BEGIN Supplied material

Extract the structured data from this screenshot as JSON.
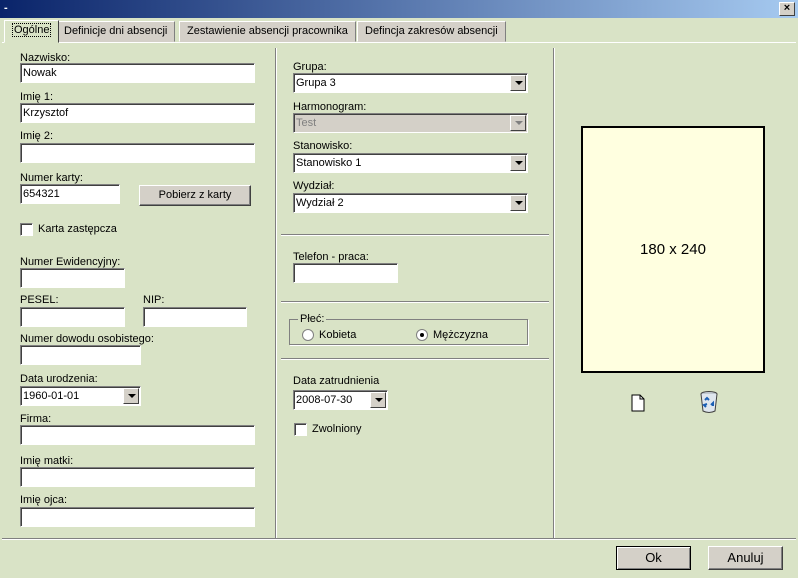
{
  "window": {
    "title": "-",
    "close_label": "×"
  },
  "tabs": [
    {
      "label": "Ogólne"
    },
    {
      "label": "Definicje dni absencji"
    },
    {
      "label": "Zestawienie absencji pracownika"
    },
    {
      "label": "Defincja zakresów absencji"
    }
  ],
  "left": {
    "nazwisko_label": "Nazwisko:",
    "nazwisko_value": "Nowak",
    "imie1_label": "Imię 1:",
    "imie1_value": "Krzysztof",
    "imie2_label": "Imię 2:",
    "imie2_value": "",
    "numer_karty_label": "Numer karty:",
    "numer_karty_value": "654321",
    "pobierz_button": "Pobierz z karty",
    "karta_zastepcza_label": "Karta zastępcza",
    "numer_ewid_label": "Numer Ewidencyjny:",
    "numer_ewid_value": "",
    "pesel_label": "PESEL:",
    "pesel_value": "",
    "nip_label": "NIP:",
    "nip_value": "",
    "dowod_label": "Numer dowodu osobistego:",
    "dowod_value": "",
    "data_ur_label": "Data urodzenia:",
    "data_ur_value": "1960-01-01",
    "firma_label": "Firma:",
    "firma_value": "",
    "imie_matki_label": "Imię matki:",
    "imie_matki_value": "",
    "imie_ojca_label": "Imię ojca:",
    "imie_ojca_value": ""
  },
  "middle": {
    "grupa_label": "Grupa:",
    "grupa_value": "Grupa 3",
    "harmonogram_label": "Harmonogram:",
    "harmonogram_value": "Test",
    "stanowisko_label": "Stanowisko:",
    "stanowisko_value": "Stanowisko 1",
    "wydzial_label": "Wydział:",
    "wydzial_value": "Wydział 2",
    "telefon_label": "Telefon - praca:",
    "telefon_value": "",
    "plec_label": "Płeć:",
    "kobieta_label": "Kobieta",
    "mezczyzna_label": "Mężczyzna",
    "data_zatr_label": "Data zatrudnienia",
    "data_zatr_value": "2008-07-30",
    "zwolniony_label": "Zwolniony"
  },
  "photo": {
    "size_text": "180 x 240"
  },
  "footer": {
    "ok_label": "Ok",
    "cancel_label": "Anuluj"
  },
  "colors": {
    "background": "#d9e3c6",
    "photo_background": "#ffffe0",
    "titlebar": "#0a246a"
  }
}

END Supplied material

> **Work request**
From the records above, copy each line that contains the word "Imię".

> **Answer to this problem**
    "imie1_label": "Imię 1:",
    "imie2_label": "Imię 2:",
    "imie_matki_label": "Imię matki:",
    "imie_ojca_label": "Imię ojca:",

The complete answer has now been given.